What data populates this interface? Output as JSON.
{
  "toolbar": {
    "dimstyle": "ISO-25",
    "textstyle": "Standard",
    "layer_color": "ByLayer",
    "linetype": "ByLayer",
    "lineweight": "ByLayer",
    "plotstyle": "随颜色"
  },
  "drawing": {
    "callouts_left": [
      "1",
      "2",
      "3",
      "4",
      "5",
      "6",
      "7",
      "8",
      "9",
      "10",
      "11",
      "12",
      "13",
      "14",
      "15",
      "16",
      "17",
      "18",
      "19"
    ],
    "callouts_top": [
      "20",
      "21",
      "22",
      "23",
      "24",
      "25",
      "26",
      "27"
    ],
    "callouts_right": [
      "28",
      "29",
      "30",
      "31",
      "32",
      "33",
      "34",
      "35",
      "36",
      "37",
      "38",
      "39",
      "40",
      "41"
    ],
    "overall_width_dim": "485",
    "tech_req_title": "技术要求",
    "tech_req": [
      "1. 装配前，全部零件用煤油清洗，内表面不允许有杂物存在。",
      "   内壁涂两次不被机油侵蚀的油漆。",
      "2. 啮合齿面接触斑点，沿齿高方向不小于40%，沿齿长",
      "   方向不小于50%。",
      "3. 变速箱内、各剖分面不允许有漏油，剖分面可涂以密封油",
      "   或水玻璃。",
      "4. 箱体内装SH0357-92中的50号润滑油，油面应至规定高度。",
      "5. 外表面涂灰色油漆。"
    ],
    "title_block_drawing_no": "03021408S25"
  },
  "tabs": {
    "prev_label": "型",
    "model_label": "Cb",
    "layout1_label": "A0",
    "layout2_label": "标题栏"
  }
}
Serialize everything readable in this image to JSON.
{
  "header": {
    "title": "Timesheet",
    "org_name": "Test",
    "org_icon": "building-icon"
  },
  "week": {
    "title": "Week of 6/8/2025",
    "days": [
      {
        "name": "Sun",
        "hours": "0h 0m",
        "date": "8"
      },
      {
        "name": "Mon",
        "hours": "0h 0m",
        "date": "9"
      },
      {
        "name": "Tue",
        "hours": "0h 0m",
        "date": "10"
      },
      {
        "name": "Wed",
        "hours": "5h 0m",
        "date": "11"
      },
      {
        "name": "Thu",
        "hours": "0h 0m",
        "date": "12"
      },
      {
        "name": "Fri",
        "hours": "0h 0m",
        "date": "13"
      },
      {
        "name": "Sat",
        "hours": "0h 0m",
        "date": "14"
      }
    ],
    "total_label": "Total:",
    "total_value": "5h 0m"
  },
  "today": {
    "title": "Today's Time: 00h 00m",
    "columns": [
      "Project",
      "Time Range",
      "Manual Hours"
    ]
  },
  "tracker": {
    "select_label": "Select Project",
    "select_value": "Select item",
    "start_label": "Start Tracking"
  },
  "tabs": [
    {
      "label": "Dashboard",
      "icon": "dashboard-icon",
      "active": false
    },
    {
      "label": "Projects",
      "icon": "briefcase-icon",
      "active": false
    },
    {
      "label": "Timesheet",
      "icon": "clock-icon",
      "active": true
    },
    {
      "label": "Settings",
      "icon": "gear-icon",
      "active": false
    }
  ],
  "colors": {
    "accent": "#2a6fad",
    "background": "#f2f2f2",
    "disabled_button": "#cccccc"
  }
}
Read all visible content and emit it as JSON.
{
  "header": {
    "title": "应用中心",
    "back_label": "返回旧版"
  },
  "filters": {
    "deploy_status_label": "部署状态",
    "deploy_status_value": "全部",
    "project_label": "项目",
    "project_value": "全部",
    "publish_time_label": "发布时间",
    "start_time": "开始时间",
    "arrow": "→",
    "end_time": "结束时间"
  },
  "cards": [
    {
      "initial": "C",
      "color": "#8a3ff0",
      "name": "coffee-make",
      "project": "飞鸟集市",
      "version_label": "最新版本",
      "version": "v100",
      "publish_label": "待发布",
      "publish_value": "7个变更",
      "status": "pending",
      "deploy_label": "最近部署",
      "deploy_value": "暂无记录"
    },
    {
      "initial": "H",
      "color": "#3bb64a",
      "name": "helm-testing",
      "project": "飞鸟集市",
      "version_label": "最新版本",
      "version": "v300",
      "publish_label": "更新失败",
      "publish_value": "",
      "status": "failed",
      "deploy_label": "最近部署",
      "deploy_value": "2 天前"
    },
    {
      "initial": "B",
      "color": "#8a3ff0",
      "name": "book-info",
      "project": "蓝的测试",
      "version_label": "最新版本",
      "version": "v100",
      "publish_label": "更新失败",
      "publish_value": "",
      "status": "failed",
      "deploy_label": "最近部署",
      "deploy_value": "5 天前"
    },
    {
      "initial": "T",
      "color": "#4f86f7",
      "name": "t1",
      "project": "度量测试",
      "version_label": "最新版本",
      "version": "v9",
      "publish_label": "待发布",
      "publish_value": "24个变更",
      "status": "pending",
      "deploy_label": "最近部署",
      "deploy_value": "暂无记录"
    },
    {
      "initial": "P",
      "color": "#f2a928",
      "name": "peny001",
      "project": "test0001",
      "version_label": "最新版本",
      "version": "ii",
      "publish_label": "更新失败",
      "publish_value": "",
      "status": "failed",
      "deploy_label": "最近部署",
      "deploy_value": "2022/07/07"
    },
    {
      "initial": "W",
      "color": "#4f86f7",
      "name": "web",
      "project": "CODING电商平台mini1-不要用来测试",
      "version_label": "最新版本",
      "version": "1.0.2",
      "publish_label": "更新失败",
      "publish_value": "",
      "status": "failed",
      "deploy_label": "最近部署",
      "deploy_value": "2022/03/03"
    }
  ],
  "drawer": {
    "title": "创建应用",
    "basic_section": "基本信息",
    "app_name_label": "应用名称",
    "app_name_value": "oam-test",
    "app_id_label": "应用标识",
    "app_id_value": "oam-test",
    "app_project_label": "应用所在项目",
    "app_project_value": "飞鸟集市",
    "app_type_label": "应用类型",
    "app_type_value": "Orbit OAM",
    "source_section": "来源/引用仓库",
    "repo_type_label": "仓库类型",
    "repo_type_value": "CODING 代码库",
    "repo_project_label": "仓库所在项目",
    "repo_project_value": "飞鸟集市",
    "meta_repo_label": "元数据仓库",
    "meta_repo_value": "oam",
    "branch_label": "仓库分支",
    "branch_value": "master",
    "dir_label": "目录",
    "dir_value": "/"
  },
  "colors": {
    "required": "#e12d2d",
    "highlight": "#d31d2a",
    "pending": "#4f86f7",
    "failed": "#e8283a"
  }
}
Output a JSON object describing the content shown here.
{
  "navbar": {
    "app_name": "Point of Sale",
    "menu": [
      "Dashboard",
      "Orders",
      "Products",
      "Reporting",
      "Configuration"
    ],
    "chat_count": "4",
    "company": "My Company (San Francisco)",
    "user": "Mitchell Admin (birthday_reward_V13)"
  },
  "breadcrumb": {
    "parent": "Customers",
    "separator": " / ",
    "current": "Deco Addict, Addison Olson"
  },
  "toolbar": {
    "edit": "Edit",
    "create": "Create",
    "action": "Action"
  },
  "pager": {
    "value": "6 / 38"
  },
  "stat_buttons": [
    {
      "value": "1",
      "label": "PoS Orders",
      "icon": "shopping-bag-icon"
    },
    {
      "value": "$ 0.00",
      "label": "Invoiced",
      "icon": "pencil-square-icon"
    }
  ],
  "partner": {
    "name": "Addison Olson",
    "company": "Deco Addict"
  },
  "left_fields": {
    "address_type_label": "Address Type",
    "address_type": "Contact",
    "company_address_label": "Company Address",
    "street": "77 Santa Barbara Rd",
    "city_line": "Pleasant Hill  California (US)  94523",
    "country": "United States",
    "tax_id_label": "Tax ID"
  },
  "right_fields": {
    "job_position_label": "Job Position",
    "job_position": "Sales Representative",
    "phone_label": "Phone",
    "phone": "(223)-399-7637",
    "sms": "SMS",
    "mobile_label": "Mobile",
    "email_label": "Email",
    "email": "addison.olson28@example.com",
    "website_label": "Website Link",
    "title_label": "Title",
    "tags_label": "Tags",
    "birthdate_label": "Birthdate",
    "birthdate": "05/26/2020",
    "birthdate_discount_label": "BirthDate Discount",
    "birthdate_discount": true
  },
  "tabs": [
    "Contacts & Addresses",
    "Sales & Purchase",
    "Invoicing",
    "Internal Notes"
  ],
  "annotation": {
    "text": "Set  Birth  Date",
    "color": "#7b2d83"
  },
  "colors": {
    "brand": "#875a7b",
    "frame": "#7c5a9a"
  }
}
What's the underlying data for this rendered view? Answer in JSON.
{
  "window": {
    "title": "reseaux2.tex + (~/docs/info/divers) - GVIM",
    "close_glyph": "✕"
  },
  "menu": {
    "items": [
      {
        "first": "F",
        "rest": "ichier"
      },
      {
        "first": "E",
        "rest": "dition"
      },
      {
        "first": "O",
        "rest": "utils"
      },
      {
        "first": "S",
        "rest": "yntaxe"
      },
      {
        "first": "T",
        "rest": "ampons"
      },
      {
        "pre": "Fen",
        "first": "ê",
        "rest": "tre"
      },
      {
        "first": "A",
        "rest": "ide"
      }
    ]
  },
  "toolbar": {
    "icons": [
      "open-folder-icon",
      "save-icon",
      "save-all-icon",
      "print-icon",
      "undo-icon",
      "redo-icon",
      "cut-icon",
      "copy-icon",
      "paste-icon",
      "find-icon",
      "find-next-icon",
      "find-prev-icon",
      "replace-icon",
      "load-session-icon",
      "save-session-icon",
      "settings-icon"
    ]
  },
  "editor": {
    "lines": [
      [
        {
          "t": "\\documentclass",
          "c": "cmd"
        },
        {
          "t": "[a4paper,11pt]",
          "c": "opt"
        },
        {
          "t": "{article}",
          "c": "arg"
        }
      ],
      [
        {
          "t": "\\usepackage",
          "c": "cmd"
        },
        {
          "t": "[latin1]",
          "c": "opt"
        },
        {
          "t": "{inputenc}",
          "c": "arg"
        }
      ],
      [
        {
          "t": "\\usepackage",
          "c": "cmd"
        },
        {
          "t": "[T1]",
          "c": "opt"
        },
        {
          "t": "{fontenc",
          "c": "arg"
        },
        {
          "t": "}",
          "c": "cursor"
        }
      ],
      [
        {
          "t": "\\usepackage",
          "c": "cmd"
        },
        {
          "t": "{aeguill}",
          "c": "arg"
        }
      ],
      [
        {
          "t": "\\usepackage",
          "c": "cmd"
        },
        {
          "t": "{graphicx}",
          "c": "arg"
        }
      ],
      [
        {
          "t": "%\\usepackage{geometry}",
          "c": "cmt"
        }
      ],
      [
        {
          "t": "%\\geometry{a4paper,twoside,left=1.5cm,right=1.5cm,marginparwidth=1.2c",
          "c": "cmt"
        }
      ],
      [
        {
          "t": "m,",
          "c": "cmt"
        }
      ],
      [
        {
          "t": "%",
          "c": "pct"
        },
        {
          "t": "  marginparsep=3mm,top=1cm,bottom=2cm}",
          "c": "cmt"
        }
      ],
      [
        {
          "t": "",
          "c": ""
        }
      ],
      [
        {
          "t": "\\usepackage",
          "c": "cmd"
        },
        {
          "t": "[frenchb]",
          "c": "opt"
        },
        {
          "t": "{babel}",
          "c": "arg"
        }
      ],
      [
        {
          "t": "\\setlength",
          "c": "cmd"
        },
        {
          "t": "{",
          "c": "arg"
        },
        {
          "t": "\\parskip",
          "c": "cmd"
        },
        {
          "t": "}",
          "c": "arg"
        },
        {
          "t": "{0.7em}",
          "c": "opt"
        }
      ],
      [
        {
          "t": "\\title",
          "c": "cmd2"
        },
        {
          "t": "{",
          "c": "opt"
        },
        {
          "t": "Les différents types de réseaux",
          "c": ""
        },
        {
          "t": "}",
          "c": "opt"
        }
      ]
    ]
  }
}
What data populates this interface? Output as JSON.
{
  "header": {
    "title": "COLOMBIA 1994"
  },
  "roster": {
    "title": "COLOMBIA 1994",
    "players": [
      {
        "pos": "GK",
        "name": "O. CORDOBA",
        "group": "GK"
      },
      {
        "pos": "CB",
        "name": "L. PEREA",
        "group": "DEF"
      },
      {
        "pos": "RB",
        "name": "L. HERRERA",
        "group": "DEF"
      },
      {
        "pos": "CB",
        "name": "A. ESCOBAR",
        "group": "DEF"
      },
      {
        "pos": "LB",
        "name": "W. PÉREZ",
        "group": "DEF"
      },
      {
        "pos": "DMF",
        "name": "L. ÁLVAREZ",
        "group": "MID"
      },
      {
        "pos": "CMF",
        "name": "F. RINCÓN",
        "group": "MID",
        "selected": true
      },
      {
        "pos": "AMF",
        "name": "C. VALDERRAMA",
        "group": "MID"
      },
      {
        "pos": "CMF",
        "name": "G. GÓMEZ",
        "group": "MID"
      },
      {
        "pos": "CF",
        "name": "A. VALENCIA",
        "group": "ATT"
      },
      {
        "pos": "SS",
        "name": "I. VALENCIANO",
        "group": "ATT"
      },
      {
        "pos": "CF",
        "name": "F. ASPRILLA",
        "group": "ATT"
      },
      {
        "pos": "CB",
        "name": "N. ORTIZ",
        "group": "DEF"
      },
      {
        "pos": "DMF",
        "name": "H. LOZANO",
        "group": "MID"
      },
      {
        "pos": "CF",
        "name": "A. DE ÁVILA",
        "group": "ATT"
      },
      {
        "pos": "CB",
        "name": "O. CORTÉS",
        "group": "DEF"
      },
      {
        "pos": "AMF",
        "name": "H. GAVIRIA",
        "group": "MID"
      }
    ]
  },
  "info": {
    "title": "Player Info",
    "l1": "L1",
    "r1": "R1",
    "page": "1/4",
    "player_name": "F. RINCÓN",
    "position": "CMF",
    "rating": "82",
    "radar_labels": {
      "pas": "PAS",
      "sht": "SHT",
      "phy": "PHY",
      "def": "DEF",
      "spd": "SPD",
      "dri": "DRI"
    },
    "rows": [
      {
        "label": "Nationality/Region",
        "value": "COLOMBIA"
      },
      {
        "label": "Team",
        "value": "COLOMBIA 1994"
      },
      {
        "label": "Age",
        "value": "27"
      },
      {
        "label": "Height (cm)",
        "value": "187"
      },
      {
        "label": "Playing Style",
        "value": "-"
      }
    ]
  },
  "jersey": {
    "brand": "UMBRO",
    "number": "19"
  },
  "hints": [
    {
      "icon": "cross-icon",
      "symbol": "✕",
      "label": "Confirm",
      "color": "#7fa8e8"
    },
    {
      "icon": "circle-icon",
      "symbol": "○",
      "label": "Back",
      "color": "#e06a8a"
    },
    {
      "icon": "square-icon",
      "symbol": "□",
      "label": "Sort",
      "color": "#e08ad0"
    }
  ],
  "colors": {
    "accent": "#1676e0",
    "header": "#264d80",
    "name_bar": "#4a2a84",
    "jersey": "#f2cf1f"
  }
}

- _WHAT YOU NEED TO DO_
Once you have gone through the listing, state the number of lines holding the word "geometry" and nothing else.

- _RESULT_
2